Due to the tenacity and dedication of Bachir Attar leading the united group, contributions of new management by David Meinert, and booking efforts by Eric Sanzen, the group continued to record and tour throughout the world leading into the new millennium. In 2000, Bachir Attar and the Master Musicians of Jajouka released a fusion record, simply entitled Bachir Attar and The Master Musicians of Jajouka, produced by Talvin Singh and released through Universal Classics. Soon after, Bachir Attar and the Master Musicians of Jajouka collaborated with Howard Shore and The London Philharmonic for the soundtrack of the 2001 film The Cell. The effort opened up the group to a whole new generation of eager listeners and helped create momentum which led to many memorable performances which included several more shows with Ornette Coleman, Bachir and his brother Mustapha touring the US with the eclectic Critters Buggin’ ensemble in 2001, and the Master Musicians first visit to Asia, where they performed in Hong Kong in 2003.

In 2004, Cherie Nutting resumed a close relationship with Bachir Attar as well as her position as manager. Augusta Palmer, daughter of the late Robert Palmer, came to Jajouka in 2005 with a small film crew and shot a documentary, The Hand of Fatima, which explores her father’s friendship with Bachir Attar and the Master Musicians of Jajouka. Additionally, French filmmakers Mark and Eric Hurtado came to Jajouka in late 2006 to shoot a narrative film called Boujeloud, which features the Master Musicians and tells the story of the mystical origins of their music. Throughout the 2000s, the group has continued to perform regularly in Spain and Portugal. In the Spring of 2007, Bachir Attar and The Master Musicians of Jajouka had the honor of performing as the headlining act of a week long tribute to the late Paul Bowles held at the Centro Cultural de Belém in Lisbon, Portugal. Highlights from this live recording turned into the group’s latest LP, Jajouka Live Vol. 1, the first release on their own label, Jajouka Records, founded in 2008 by Bachir Attar, Cherie Nutting and a new friend Michael Gassert aka “MikeSound,” a young engineer/producer who was first brought to Jajouka as part of Augusta Palmer’s film crew for The Hand of Fatima.

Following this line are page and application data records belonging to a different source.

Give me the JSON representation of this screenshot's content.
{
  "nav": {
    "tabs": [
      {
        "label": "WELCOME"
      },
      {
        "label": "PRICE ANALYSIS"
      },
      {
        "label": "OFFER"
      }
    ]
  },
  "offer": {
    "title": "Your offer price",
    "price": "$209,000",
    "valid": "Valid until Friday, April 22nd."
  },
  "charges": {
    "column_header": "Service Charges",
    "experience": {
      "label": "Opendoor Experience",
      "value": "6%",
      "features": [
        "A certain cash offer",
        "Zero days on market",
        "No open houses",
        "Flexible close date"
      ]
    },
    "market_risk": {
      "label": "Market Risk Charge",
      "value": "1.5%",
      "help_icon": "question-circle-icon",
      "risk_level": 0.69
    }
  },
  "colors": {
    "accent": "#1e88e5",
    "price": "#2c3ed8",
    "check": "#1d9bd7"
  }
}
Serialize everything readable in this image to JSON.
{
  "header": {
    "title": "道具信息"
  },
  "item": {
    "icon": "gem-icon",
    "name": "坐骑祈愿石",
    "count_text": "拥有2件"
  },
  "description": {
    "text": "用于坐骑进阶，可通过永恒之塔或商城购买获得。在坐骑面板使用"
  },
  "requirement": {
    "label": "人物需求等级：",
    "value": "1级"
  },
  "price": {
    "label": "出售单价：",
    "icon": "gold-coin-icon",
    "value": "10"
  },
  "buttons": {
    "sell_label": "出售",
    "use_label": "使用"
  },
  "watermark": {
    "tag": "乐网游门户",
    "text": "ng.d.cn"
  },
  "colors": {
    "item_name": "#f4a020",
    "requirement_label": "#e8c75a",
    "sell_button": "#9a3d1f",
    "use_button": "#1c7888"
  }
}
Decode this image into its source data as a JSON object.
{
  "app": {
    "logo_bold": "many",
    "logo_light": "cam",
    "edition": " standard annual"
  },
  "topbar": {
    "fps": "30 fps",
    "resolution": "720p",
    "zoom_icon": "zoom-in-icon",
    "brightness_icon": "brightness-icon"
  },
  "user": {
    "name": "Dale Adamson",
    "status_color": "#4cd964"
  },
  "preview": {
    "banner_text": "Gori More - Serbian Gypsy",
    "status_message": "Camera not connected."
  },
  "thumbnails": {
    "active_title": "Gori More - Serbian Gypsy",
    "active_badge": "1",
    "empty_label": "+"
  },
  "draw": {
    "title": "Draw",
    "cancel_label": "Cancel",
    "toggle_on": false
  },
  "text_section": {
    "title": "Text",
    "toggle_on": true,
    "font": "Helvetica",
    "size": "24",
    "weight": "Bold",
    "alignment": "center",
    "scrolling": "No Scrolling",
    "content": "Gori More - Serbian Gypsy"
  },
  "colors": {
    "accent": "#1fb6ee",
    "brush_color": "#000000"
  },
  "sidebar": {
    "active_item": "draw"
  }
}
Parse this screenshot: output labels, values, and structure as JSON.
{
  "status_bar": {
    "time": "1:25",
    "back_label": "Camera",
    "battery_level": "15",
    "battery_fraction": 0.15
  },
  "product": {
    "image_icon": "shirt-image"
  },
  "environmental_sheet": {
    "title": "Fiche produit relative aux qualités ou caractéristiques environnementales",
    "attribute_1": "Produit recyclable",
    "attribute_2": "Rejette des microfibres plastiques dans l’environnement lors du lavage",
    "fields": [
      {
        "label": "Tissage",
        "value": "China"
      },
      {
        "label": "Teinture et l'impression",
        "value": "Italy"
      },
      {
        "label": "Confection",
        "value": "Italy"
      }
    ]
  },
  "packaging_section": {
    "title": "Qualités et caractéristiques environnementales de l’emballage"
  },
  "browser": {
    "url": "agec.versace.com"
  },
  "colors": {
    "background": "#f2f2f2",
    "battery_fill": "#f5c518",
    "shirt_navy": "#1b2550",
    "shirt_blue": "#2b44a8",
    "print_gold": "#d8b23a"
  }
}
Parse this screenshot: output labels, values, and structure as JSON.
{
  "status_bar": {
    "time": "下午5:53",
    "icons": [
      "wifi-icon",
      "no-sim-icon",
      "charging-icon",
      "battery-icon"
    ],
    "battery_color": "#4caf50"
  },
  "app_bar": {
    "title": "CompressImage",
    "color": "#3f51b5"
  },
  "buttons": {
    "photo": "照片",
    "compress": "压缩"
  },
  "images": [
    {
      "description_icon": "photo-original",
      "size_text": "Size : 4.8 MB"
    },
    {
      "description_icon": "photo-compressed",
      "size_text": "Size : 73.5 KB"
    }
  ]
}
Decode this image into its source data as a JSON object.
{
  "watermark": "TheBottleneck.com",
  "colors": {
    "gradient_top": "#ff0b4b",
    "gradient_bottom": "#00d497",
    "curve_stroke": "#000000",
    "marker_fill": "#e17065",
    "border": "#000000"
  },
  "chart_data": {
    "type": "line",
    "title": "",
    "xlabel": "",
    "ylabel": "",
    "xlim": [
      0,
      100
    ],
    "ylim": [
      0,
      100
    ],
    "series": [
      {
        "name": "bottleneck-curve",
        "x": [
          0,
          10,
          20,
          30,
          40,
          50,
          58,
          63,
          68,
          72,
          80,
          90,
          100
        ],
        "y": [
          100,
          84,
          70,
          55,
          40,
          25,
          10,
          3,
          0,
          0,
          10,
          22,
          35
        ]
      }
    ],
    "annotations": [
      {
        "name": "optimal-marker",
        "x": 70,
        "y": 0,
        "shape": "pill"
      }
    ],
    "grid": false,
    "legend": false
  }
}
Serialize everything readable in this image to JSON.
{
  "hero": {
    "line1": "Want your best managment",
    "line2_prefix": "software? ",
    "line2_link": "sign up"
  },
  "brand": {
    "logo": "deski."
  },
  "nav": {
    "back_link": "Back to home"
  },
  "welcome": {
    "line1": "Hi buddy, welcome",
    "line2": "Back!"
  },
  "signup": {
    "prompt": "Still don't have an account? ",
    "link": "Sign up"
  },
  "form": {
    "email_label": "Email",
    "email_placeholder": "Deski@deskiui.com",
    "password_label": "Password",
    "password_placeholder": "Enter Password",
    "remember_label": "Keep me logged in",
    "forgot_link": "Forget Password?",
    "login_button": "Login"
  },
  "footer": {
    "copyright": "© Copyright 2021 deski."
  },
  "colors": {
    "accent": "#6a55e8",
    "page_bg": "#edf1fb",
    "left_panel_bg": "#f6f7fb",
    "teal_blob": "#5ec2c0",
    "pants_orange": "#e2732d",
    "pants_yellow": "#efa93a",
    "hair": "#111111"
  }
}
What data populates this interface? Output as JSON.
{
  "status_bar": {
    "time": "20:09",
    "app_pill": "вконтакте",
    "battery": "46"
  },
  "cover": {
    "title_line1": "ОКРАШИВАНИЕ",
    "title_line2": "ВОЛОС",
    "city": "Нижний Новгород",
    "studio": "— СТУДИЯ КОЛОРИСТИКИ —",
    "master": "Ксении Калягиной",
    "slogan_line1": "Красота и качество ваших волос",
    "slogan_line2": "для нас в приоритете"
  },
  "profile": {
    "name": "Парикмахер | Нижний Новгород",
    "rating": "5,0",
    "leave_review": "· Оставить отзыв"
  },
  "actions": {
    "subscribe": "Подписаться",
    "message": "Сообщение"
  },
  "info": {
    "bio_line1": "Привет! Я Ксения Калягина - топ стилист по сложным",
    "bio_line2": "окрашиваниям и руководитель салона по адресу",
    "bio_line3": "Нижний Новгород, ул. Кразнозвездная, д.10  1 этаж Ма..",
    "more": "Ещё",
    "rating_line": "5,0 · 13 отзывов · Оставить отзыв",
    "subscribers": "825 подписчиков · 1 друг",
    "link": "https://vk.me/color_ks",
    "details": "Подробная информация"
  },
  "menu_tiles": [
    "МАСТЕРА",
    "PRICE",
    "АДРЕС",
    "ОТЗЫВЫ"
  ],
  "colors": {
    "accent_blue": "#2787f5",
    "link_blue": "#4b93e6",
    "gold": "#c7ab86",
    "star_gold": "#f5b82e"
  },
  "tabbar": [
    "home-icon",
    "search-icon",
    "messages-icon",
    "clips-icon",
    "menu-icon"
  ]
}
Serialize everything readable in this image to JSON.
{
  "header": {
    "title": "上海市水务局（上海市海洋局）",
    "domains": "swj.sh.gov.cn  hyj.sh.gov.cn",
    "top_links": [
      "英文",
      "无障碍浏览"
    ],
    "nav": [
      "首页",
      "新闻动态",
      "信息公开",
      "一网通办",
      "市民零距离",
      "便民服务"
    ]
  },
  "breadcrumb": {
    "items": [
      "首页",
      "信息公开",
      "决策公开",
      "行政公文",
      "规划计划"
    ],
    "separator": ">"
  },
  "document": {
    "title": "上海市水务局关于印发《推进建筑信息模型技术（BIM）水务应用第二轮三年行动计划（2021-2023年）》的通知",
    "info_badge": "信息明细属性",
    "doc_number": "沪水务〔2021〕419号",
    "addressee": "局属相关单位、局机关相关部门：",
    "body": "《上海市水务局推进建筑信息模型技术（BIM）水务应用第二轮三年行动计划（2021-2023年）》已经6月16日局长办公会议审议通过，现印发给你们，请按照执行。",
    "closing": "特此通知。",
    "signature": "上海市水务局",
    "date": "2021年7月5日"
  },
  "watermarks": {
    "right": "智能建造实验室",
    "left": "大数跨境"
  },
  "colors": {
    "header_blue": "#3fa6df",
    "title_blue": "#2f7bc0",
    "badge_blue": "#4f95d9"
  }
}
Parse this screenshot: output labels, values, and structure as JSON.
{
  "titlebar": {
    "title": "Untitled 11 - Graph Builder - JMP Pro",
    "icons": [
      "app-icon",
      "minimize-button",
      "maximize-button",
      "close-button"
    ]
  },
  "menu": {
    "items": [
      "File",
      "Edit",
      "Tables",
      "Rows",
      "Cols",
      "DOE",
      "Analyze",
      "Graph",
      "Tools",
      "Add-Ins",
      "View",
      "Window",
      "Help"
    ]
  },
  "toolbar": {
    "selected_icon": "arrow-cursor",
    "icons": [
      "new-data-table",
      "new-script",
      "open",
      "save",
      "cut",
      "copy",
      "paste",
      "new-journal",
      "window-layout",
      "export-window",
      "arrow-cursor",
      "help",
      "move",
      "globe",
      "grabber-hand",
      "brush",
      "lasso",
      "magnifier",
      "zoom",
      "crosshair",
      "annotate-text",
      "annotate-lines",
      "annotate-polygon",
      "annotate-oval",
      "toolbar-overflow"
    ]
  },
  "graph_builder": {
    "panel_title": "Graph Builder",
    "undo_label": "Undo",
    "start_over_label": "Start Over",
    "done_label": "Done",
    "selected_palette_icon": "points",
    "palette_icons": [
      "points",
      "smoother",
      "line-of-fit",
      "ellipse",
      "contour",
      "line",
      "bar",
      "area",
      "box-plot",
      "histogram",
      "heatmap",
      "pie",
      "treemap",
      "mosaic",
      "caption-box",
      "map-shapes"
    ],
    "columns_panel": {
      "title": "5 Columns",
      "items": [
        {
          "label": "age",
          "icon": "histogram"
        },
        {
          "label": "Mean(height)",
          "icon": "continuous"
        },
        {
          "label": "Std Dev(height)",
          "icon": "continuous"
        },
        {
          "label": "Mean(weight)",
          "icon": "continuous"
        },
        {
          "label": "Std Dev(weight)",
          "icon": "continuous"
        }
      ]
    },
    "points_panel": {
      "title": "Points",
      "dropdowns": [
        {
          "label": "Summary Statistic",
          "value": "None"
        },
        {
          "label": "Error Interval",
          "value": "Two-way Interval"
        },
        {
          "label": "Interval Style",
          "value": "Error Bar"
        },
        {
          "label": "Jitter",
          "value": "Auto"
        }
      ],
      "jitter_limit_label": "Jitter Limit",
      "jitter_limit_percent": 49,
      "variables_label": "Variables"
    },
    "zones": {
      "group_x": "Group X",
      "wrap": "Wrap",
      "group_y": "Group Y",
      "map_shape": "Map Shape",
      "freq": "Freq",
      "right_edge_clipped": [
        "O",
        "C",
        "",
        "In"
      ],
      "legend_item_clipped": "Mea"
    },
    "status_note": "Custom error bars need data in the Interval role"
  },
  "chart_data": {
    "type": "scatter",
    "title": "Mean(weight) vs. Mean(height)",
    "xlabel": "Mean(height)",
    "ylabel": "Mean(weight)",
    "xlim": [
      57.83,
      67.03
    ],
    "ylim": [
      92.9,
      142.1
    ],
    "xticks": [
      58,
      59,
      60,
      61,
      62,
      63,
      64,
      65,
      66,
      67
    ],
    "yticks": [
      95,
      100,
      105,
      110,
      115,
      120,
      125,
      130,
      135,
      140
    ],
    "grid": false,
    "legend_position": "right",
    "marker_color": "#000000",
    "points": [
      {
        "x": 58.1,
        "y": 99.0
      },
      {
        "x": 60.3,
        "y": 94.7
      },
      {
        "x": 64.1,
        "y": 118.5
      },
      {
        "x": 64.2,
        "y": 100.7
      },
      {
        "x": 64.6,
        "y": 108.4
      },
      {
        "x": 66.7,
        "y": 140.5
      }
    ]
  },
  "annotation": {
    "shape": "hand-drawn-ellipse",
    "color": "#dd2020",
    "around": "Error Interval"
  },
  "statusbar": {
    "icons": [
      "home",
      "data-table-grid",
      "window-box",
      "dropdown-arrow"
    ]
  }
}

With their own record label and their first record in nearly a decade, Bachir Attar and the Master Musicians of Jajouka are finally in full control of their future. Bachir sees this new phase as “the beginning of Jajouka into the 21st century.” The group looks forward to the of future release of traditional, live and experimental records under their new label and have recently come off a highly acclaimed Summer 2008 tour of Canada, where they were honored with the “Prix Miroir” award for World Music. Bachir Attar and The Master Musicians of Jajouka look forward to returning to the United States to tour in early 2009 in support of their new record, Jajouka Live Vol. 1, which is currently available exclusively at jajoukarecords.com, and is set for international release through major digital and physical markets on January 27, 2009.